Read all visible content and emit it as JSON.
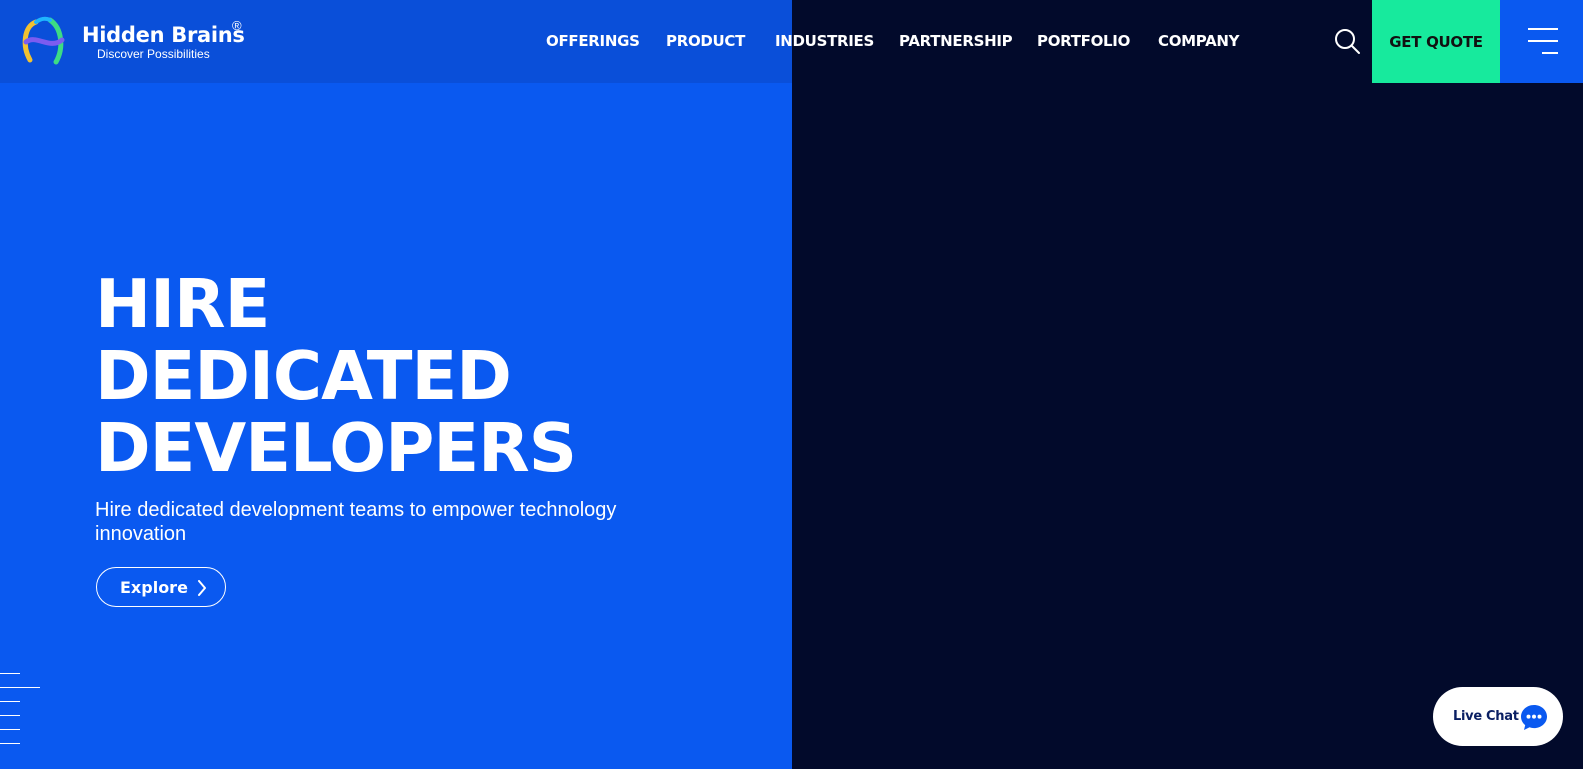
{
  "brand": {
    "name": "Hidden Brains",
    "registered": "®",
    "tagline": "Discover Possibilities"
  },
  "nav": {
    "items": [
      {
        "label": "OFFERINGS"
      },
      {
        "label": "PRODUCT"
      },
      {
        "label": "INDUSTRIES"
      },
      {
        "label": "PARTNERSHIP"
      },
      {
        "label": "PORTFOLIO"
      },
      {
        "label": "COMPANY"
      }
    ]
  },
  "header": {
    "search_icon": "search-icon",
    "quote_label": "GET QUOTE",
    "menu_icon": "menu-icon"
  },
  "hero": {
    "title_lines": [
      "HIRE",
      "DEDICATED",
      "DEVELOPERS"
    ],
    "subtitle": "Hire dedicated development teams to empower technology innovation",
    "cta_label": "Explore"
  },
  "chat": {
    "label": "Live Chat",
    "icon": "chat-bubble-icon"
  },
  "colors": {
    "primary_blue": "#0a59f0",
    "header_blue": "#0a4fd9",
    "dark_navy": "#020a2b",
    "quote_green": "#17ea9d",
    "chat_icon_blue": "#0a59f0"
  }
}
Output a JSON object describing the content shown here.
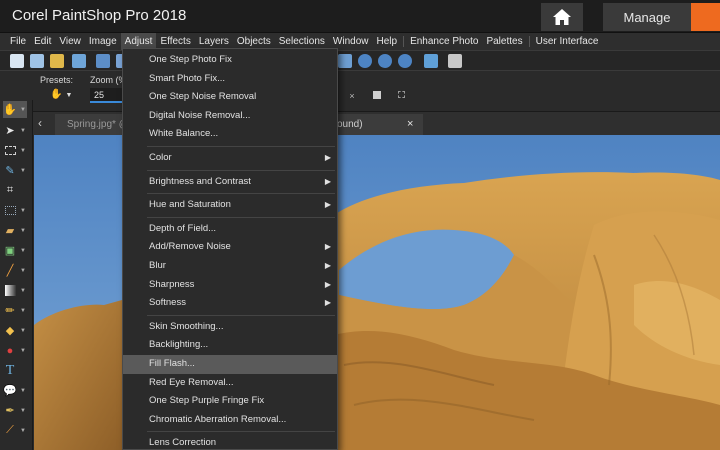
{
  "app": {
    "title": "Corel PaintShop Pro 2018",
    "manage_label": "Manage",
    "accent": "#ee6a1f"
  },
  "menubar": {
    "items": [
      "File",
      "Edit",
      "View",
      "Image",
      "Adjust",
      "Effects",
      "Layers",
      "Objects",
      "Selections",
      "Window",
      "Help"
    ],
    "extra": [
      "Enhance Photo",
      "Palettes",
      "User Interface"
    ],
    "active": "Adjust"
  },
  "tool_options": {
    "presets_label": "Presets:",
    "zoom_label": "Zoom (%",
    "zoom_value": "25"
  },
  "tabs": {
    "spring_label": "Spring.jpg* @",
    "active_label": "ound)",
    "close_glyph": "×"
  },
  "adjust_menu": {
    "groups": [
      [
        "One Step Photo Fix",
        "Smart Photo Fix...",
        "One Step Noise Removal",
        "Digital Noise Removal...",
        "White Balance..."
      ],
      [
        "Color"
      ],
      [
        "Brightness and Contrast"
      ],
      [
        "Hue and Saturation"
      ],
      [
        "Depth of Field...",
        "Add/Remove Noise",
        "Blur",
        "Sharpness",
        "Softness"
      ],
      [
        "Skin Smoothing...",
        "Backlighting...",
        "Fill Flash...",
        "Red Eye Removal...",
        "One Step Purple Fringe Fix",
        "Chromatic Aberration Removal..."
      ],
      [
        "Lens Correction"
      ]
    ],
    "submenu_items": [
      "Color",
      "Brightness and Contrast",
      "Hue and Saturation",
      "Add/Remove Noise",
      "Blur",
      "Sharpness",
      "Softness"
    ],
    "highlighted": "Fill Flash..."
  }
}
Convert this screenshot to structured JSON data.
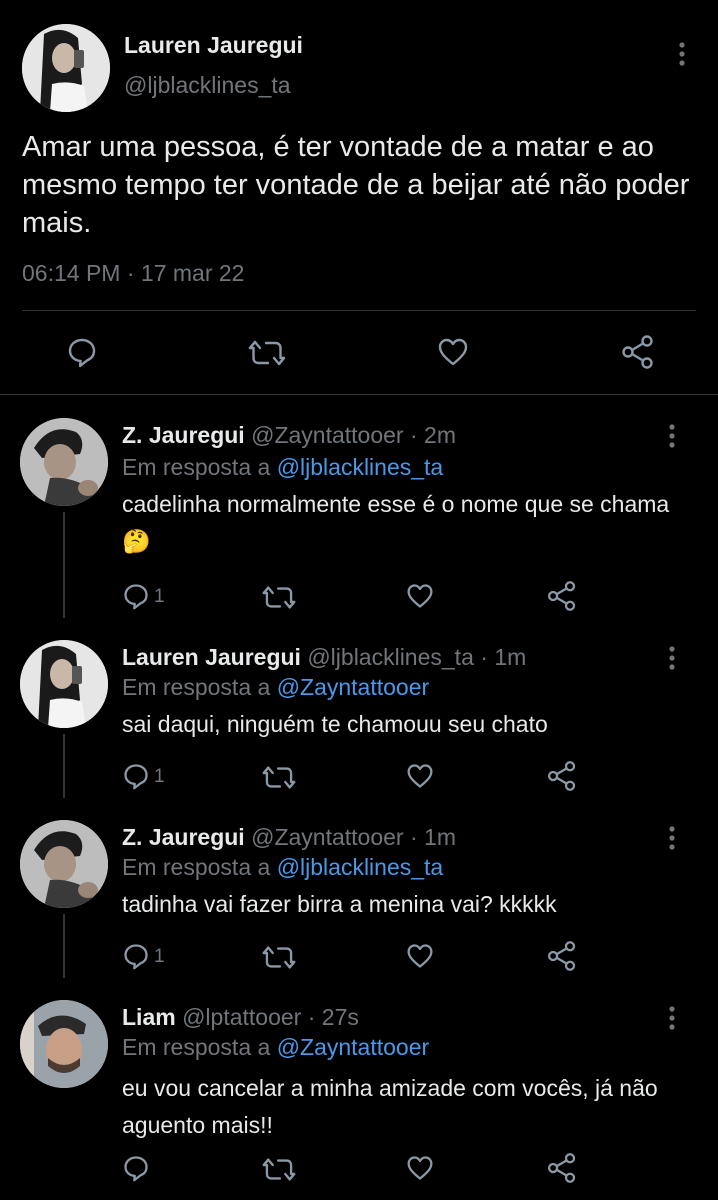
{
  "tweet": {
    "name": "Lauren Jauregui",
    "handle": "@ljblacklines_ta",
    "text": "Amar uma pessoa, é ter vontade de a matar e ao mesmo tempo ter vontade de a beijar até não poder mais.",
    "time": "06:14 PM",
    "sep": "·",
    "date": "17 mar 22",
    "icons": [
      "reply-icon",
      "retweet-icon",
      "like-icon",
      "share-icon",
      "more-icon"
    ]
  },
  "replies": [
    {
      "name": "Z. Jauregui",
      "handle": "@Zayntattooer",
      "sep": "·",
      "age": "2m",
      "in_reply_prefix": "Em resposta a",
      "in_reply_to": "@ljblacklines_ta",
      "text": "cadelinha normalmente esse é o nome que se chama 🤔",
      "reply_count": "1"
    },
    {
      "name": "Lauren Jauregui",
      "handle": "@ljblacklines_ta",
      "sep": "·",
      "age": "1m",
      "in_reply_prefix": "Em resposta a",
      "in_reply_to": "@Zayntattooer",
      "text": "sai daqui, ninguém te chamouu seu chato",
      "reply_count": "1"
    },
    {
      "name": "Z. Jauregui",
      "handle": "@Zayntattooer",
      "sep": "·",
      "age": "1m",
      "in_reply_prefix": "Em resposta a",
      "in_reply_to": "@ljblacklines_ta",
      "text": "tadinha vai fazer birra a menina vai? kkkkk",
      "reply_count": "1"
    },
    {
      "name": "Liam",
      "handle": "@lptattooer",
      "sep": "·",
      "age": "27s",
      "in_reply_prefix": "Em resposta a",
      "in_reply_to": "@Zayntattooer",
      "text": "eu vou cancelar a minha amizade com vocês, já não aguento mais!!",
      "reply_count": ""
    }
  ],
  "colors": {
    "background": "#000000",
    "text": "#e7e9ea",
    "muted": "#71767b",
    "link": "#4a99e9",
    "divider": "#2f3336"
  }
}
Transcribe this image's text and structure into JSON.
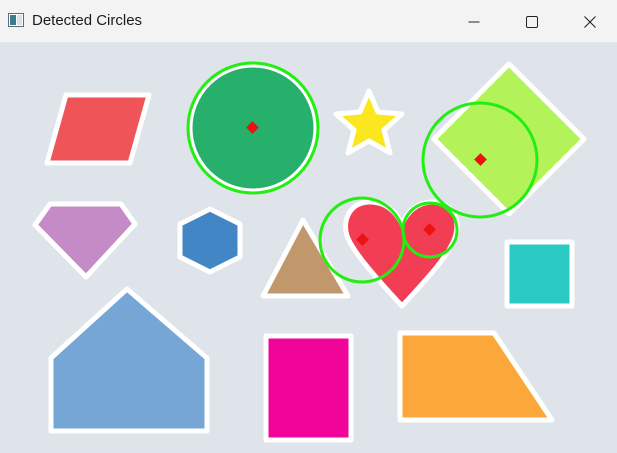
{
  "window": {
    "title": "Detected Circles",
    "icon": "image-viewer-icon",
    "controls": [
      {
        "name": "minimize-button",
        "icon": "minimize-icon"
      },
      {
        "name": "maximize-button",
        "icon": "maximize-icon"
      },
      {
        "name": "close-button",
        "icon": "close-icon"
      }
    ]
  },
  "colors": {
    "background": "#dfe3ea",
    "shape_outline": "#ffffff",
    "detection_circle": "#22ee11",
    "detection_center": "#ee1111",
    "red_parallelogram": "#ef5558",
    "green_circle": "#26b06c",
    "yellow_star": "#fbe71f",
    "lime_diamond": "#b4f25a",
    "purple_pentagon": "#c58bc7",
    "blue_hexagon": "#4386c6",
    "tan_triangle": "#c0986c",
    "red_heart": "#f23e54",
    "teal_square": "#2ccac4",
    "blue_house": "#76a6d6",
    "magenta_rectangle": "#f0049a",
    "orange_trapezoid": "#fba73a"
  }
}
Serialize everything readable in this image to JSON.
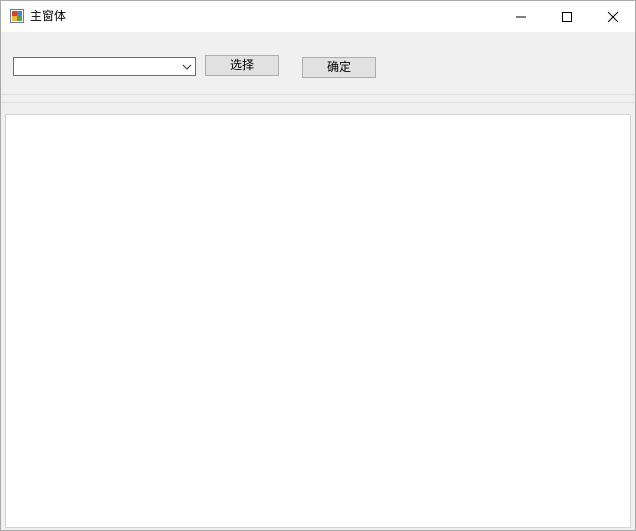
{
  "window": {
    "title": "主窗体",
    "icon": "app-window-icon"
  },
  "caption_buttons": {
    "minimize": "minimize-icon",
    "maximize": "maximize-icon",
    "close": "close-icon"
  },
  "toolbar": {
    "combo_value": "",
    "combo_arrow_icon": "chevron-down-icon",
    "select_label": "选择",
    "ok_label": "确定"
  },
  "colors": {
    "combo_focus_border": "#2f7bc9",
    "button_face": "#e1e1e1",
    "form_background": "#f0f0f0"
  }
}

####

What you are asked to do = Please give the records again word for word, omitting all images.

Written response =
Read all visible content and emit it as JSON.
{
  "brand": {
    "name": "Hidden Brains",
    "registered": "®",
    "tagline": "Discover Possibilities"
  },
  "nav": {
    "items": [
      {
        "label": "OFFERINGS"
      },
      {
        "label": "PRODUCT"
      },
      {
        "label": "INDUSTRIES"
      },
      {
        "label": "PARTNERSHIP"
      },
      {
        "label": "PORTFOLIO"
      },
      {
        "label": "COMPANY"
      }
    ]
  },
  "header": {
    "search_icon": "search-icon",
    "quote_label": "GET QUOTE",
    "menu_icon": "menu-icon"
  },
  "hero": {
    "title_lines": [
      "HIRE",
      "DEDICATED",
      "DEVELOPERS"
    ],
    "subtitle": "Hire dedicated development teams to empower technology innovation",
    "cta_label": "Explore"
  },
  "chat": {
    "label": "Live Chat",
    "icon": "chat-bubble-icon"
  },
  "colors": {
    "primary_blue": "#0a59f0",
    "header_blue": "#0a4fd9",
    "dark_navy": "#020a2b",
    "quote_green": "#17ea9d",
    "chat_icon_blue": "#0a59f0"
  }
}
Output a JSON object describing the content shown here.
{
  "app": {
    "title": "Corel PaintShop Pro 2018",
    "manage_label": "Manage",
    "accent": "#ee6a1f"
  },
  "menubar": {
    "items": [
      "File",
      "Edit",
      "View",
      "Image",
      "Adjust",
      "Effects",
      "Layers",
      "Objects",
      "Selections",
      "Window",
      "Help"
    ],
    "extra": [
      "Enhance Photo",
      "Palettes",
      "User Interface"
    ],
    "active": "Adjust"
  },
  "tool_options": {
    "presets_label": "Presets:",
    "zoom_label": "Zoom (%",
    "zoom_value": "25"
  },
  "tabs": {
    "spring_label": "Spring.jpg* @",
    "active_label": "ound)",
    "close_glyph": "×"
  },
  "adjust_menu": {
    "groups": [
      [
        "One Step Photo Fix",
        "Smart Photo Fix...",
        "One Step Noise Removal",
        "Digital Noise Removal...",
        "White Balance..."
      ],
      [
        "Color"
      ],
      [
        "Brightness and Contrast"
      ],
      [
        "Hue and Saturation"
      ],
      [
        "Depth of Field...",
        "Add/Remove Noise",
        "Blur",
        "Sharpness",
        "Softness"
      ],
      [
        "Skin Smoothing...",
        "Backlighting...",
        "Fill Flash...",
        "Red Eye Removal...",
        "One Step Purple Fringe Fix",
        "Chromatic Aberration Removal..."
      ],
      [
        "Lens Correction"
      ]
    ],
    "submenu_items": [
      "Color",
      "Brightness and Contrast",
      "Hue and Saturation",
      "Add/Remove Noise",
      "Blur",
      "Sharpness",
      "Softness"
    ],
    "highlighted": "Fill Flash..."
  }
}
Convert this screenshot to structured JSON data.
{
  "tweet": {
    "name": "Lauren Jauregui",
    "handle": "@ljblacklines_ta",
    "text": "Amar uma pessoa, é ter vontade de a matar e ao mesmo tempo ter vontade de a beijar até não poder mais.",
    "time": "06:14 PM",
    "sep": "·",
    "date": "17 mar 22",
    "icons": [
      "reply-icon",
      "retweet-icon",
      "like-icon",
      "share-icon",
      "more-icon"
    ]
  },
  "replies": [
    {
      "name": "Z. Jauregui",
      "handle": "@Zayntattooer",
      "sep": "·",
      "age": "2m",
      "in_reply_prefix": "Em resposta a",
      "in_reply_to": "@ljblacklines_ta",
      "text": "cadelinha normalmente esse é o nome que se chama 🤔",
      "reply_count": "1"
    },
    {
      "name": "Lauren Jauregui",
      "handle": "@ljblacklines_ta",
      "sep": "·",
      "age": "1m",
      "in_reply_prefix": "Em resposta a",
      "in_reply_to": "@Zayntattooer",
      "text": "sai daqui, ninguém te chamouu seu chato",
      "reply_count": "1"
    },
    {
      "name": "Z. Jauregui",
      "handle": "@Zayntattooer",
      "sep": "·",
      "age": "1m",
      "in_reply_prefix": "Em resposta a",
      "in_reply_to": "@ljblacklines_ta",
      "text": "tadinha vai fazer birra a menina vai? kkkkk",
      "reply_count": "1"
    },
    {
      "name": "Liam",
      "handle": "@lptattooer",
      "sep": "·",
      "age": "27s",
      "in_reply_prefix": "Em resposta a",
      "in_reply_to": "@Zayntattooer",
      "text": "eu vou cancelar a minha amizade com vocês, já não aguento mais!!",
      "reply_count": ""
    }
  ],
  "colors": {
    "background": "#000000",
    "text": "#e7e9ea",
    "muted": "#71767b",
    "link": "#4a99e9",
    "divider": "#2f3336"
  }
}
Transcribe this image's text and structure into JSON.
{
  "window": {
    "title": "Detected Circles",
    "icon": "image-viewer-icon",
    "controls": [
      {
        "name": "minimize-button",
        "icon": "minimize-icon"
      },
      {
        "name": "maximize-button",
        "icon": "maximize-icon"
      },
      {
        "name": "close-button",
        "icon": "close-icon"
      }
    ]
  },
  "colors": {
    "background": "#dfe3ea",
    "shape_outline": "#ffffff",
    "detection_circle": "#22ee11",
    "detection_center": "#ee1111",
    "red_parallelogram": "#ef5558",
    "green_circle": "#26b06c",
    "yellow_star": "#fbe71f",
    "lime_diamond": "#b4f25a",
    "purple_pentagon": "#c58bc7",
    "blue_hexagon": "#4386c6",
    "tan_triangle": "#c0986c",
    "red_heart": "#f23e54",
    "teal_square": "#2ccac4",
    "blue_house": "#76a6d6",
    "magenta_rectangle": "#f0049a",
    "orange_trapezoid": "#fba73a"
  }
}
Serialize everything readable in this image to JSON.
{
  "window": {
    "title": "主窗体",
    "icon": "app-window-icon"
  },
  "caption_buttons": {
    "minimize": "minimize-icon",
    "maximize": "maximize-icon",
    "close": "close-icon"
  },
  "toolbar": {
    "combo_value": "",
    "combo_arrow_icon": "chevron-down-icon",
    "select_label": "选择",
    "ok_label": "确定"
  },
  "colors": {
    "combo_focus_border": "#2f7bc9",
    "button_face": "#e1e1e1",
    "form_background": "#f0f0f0"
  }
}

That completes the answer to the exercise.